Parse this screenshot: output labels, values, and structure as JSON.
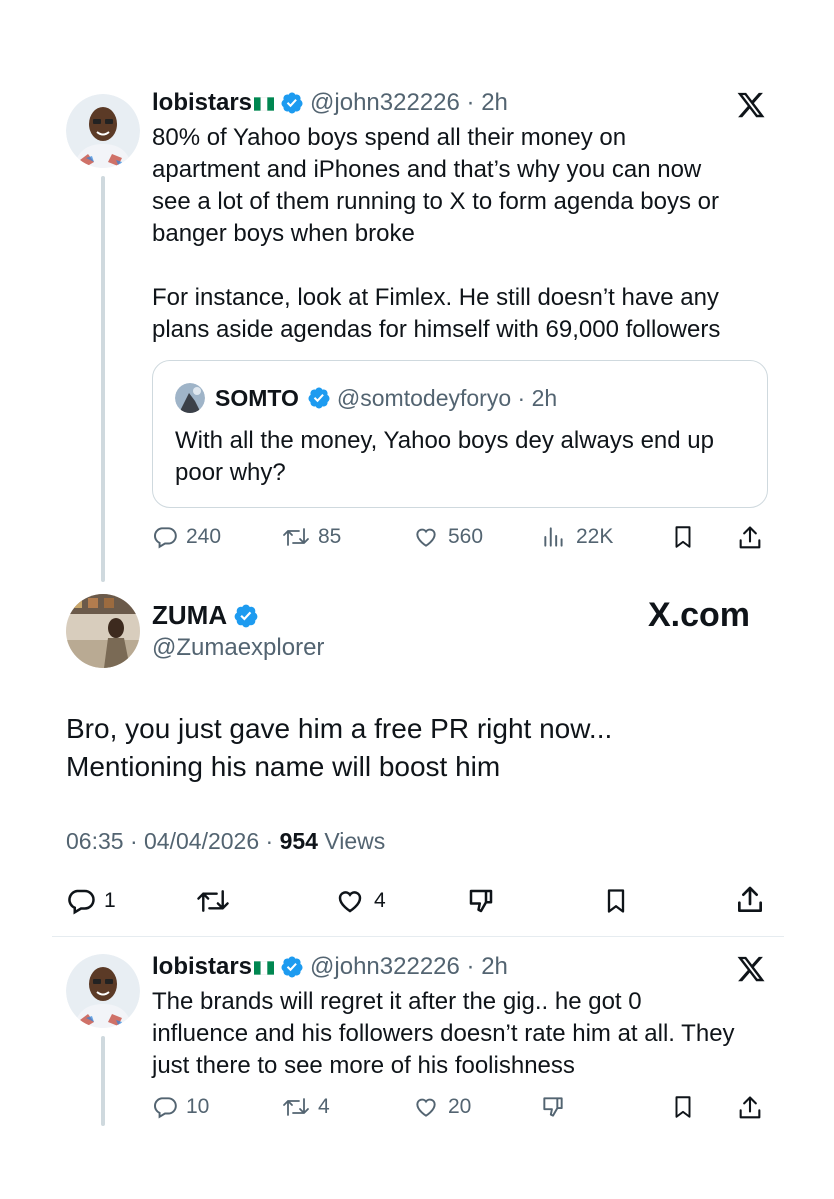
{
  "tweet1": {
    "name": "lobistars",
    "handle": "@john322226",
    "time": "2h",
    "lines": [
      "80% of Yahoo boys spend all their money on",
      "apartment and iPhones and that’s why you can now",
      "see a lot of them running to X to form agenda boys or",
      "banger boys when broke",
      "",
      "For instance, look at Fimlex. He still doesn’t have any",
      "plans aside agendas for himself with 69,000 followers"
    ],
    "quote": {
      "name": "SOMTO",
      "handle": "@somtodeyforyo",
      "time": "2h",
      "lines": [
        "With all the money, Yahoo boys dey always end up",
        "poor why?"
      ]
    },
    "stats": {
      "replies": "240",
      "reposts": "85",
      "likes": "560",
      "views": "22K"
    }
  },
  "main": {
    "name": "ZUMA",
    "handle": "@Zumaexplorer",
    "brand": "X.com",
    "lines": [
      "Bro, you just gave him a free PR right now...",
      "Mentioning his name will boost him"
    ],
    "time": "06:35",
    "date": "04/04/2026",
    "views_count": "954",
    "views_label": "Views",
    "stats": {
      "replies": "1",
      "likes": "4"
    }
  },
  "tweet3": {
    "name": "lobistars",
    "handle": "@john322226",
    "time": "2h",
    "lines": [
      "The brands will regret it after the gig.. he got 0",
      "influence and his followers doesn’t rate him at all. They",
      "just there to see more of his foolishness"
    ],
    "stats": {
      "replies": "10",
      "reposts": "4",
      "likes": "20"
    }
  },
  "colors": {
    "verified": "#1d9bf0",
    "muted": "#536471",
    "text": "#0f1419",
    "border": "#cfd9de",
    "flag_green": "#008751"
  },
  "icons": [
    "x-logo-icon",
    "verified-badge-icon",
    "nigeria-flag-icon",
    "reply-icon",
    "repost-icon",
    "like-icon",
    "views-icon",
    "bookmark-icon",
    "share-icon",
    "dislike-icon"
  ]
}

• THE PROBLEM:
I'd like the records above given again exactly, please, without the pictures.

• PROBLEM SOLUTION:
Parse this screenshot: output labels, values, and structure as JSON.
{
  "tweet1": {
    "name": "lobistars",
    "handle": "@john322226",
    "time": "2h",
    "lines": [
      "80% of Yahoo boys spend all their money on",
      "apartment and iPhones and that’s why you can now",
      "see a lot of them running to X to form agenda boys or",
      "banger boys when broke",
      "",
      "For instance, look at Fimlex. He still doesn’t have any",
      "plans aside agendas for himself with 69,000 followers"
    ],
    "quote": {
      "name": "SOMTO",
      "handle": "@somtodeyforyo",
      "time": "2h",
      "lines": [
        "With all the money, Yahoo boys dey always end up",
        "poor why?"
      ]
    },
    "stats": {
      "replies": "240",
      "reposts": "85",
      "likes": "560",
      "views": "22K"
    }
  },
  "main": {
    "name": "ZUMA",
    "handle": "@Zumaexplorer",
    "brand": "X.com",
    "lines": [
      "Bro, you just gave him a free PR right now...",
      "Mentioning his name will boost him"
    ],
    "time": "06:35",
    "date": "04/04/2026",
    "views_count": "954",
    "views_label": "Views",
    "stats": {
      "replies": "1",
      "likes": "4"
    }
  },
  "tweet3": {
    "name": "lobistars",
    "handle": "@john322226",
    "time": "2h",
    "lines": [
      "The brands will regret it after the gig.. he got 0",
      "influence and his followers doesn’t rate him at all. They",
      "just there to see more of his foolishness"
    ],
    "stats": {
      "replies": "10",
      "reposts": "4",
      "likes": "20"
    }
  },
  "colors": {
    "verified": "#1d9bf0",
    "muted": "#536471",
    "text": "#0f1419",
    "border": "#cfd9de",
    "flag_green": "#008751"
  },
  "icons": [
    "x-logo-icon",
    "verified-badge-icon",
    "nigeria-flag-icon",
    "reply-icon",
    "repost-icon",
    "like-icon",
    "views-icon",
    "bookmark-icon",
    "share-icon",
    "dislike-icon"
  ]
}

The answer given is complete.